Originally Posted by jackytdunaway
Originally Posted by knothead
I would recommend first easing all the turnbuckles a few turns just to take the strain off. Then you will have no problem removing shrouds either in pairs or singly. Halyards aren't really necessary, but they sure can't hurt. Sometimes, you can hook the shrouds back up temporarily to the rail too. Just don't load em up.
You must be speaking of a keel stepped mast. Certainly a deck stepped mast will have to have something holding it up. On a deck stepped mast are halyards OK while the chainplates are rebed. My upper and lower both go to the same place and i need to rebed but am nervous about taking the shrouds loose
You notice that I only recommended "easing"
all the turnbuckles.
You only "disconnect"
them when you are ready and only, as I mentioned, singly or in pairs. One on each side at a time.
Sorry, I thought that was clear.
Since we are only talking about shrouds, not stays here, there is no problem removing both upper shrouds at the same time. Or both Aft lowers. Or the starboard aft lower and the port forward lower.

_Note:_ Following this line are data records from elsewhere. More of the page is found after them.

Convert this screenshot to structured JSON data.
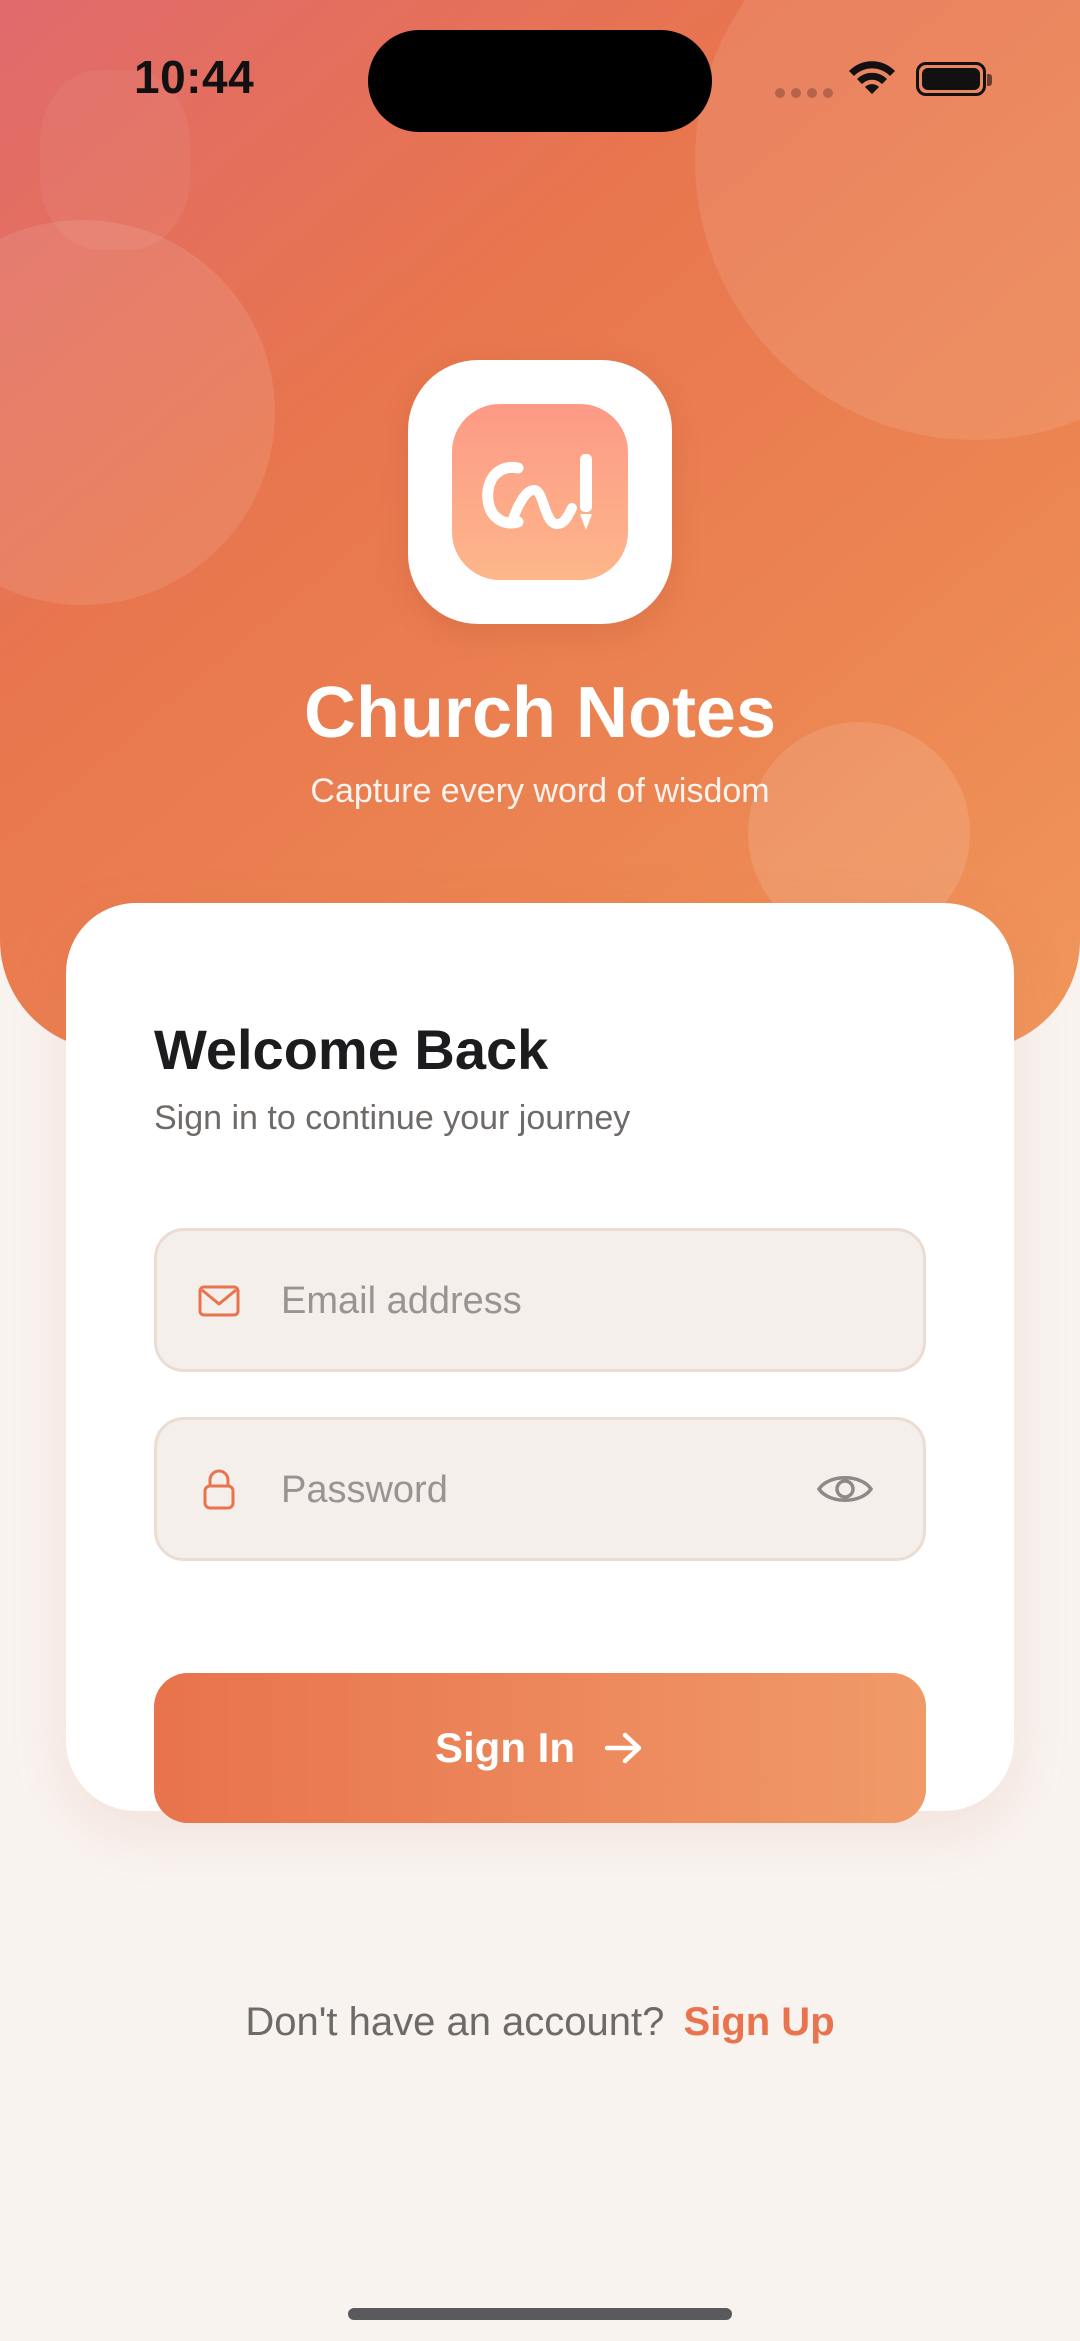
{
  "status_bar": {
    "time": "10:44"
  },
  "app": {
    "name": "Church Notes",
    "tagline": "Capture every word of wisdom"
  },
  "login_card": {
    "title": "Welcome Back",
    "subtitle": "Sign in to continue your journey",
    "email": {
      "placeholder": "Email address",
      "value": "",
      "icon": "mail-icon"
    },
    "password": {
      "placeholder": "Password",
      "value": "",
      "icon": "lock-icon",
      "toggle_icon": "eye-icon"
    },
    "submit_label": "Sign In"
  },
  "footer": {
    "prompt": "Don't have an account?",
    "link_label": "Sign Up"
  },
  "colors": {
    "accent": "#e8734c",
    "hero_start": "#e06a6c",
    "hero_end": "#f0975c",
    "background": "#f9f3ef"
  }
}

You get the idea. Whether it's keel stepped or deck stepped, it makes no difference. As long as you have a couple of shrouds on each side holding the mast up, you're OK.
The reason for easing the turnbuckles initially is simply to keep the mast more or less in column when you remove a shroud or two.
I've had both uppers off and been hanging from a bosun's chair from the main halyard with both shrouds coiled and tied to the chair and about 20 lbs of tools while hanging from the main halyard. Lots of times.
Although I usually, as mentioned, only take one of each off and duplicate it twice when making new shrouds.
The point is, if you could take the mast and lay it on saw horses, you could support it in the middle and walk all the way out to the end and it wouldn't break. It's going to bounce like heck, but it's not going to break.
Just like being up the mast on a Freedom or one of those freestanding Hunters. It's disconcerting, but hardly dangerous.
And we aren't even talking about going aloft here. Just replacing chainplates.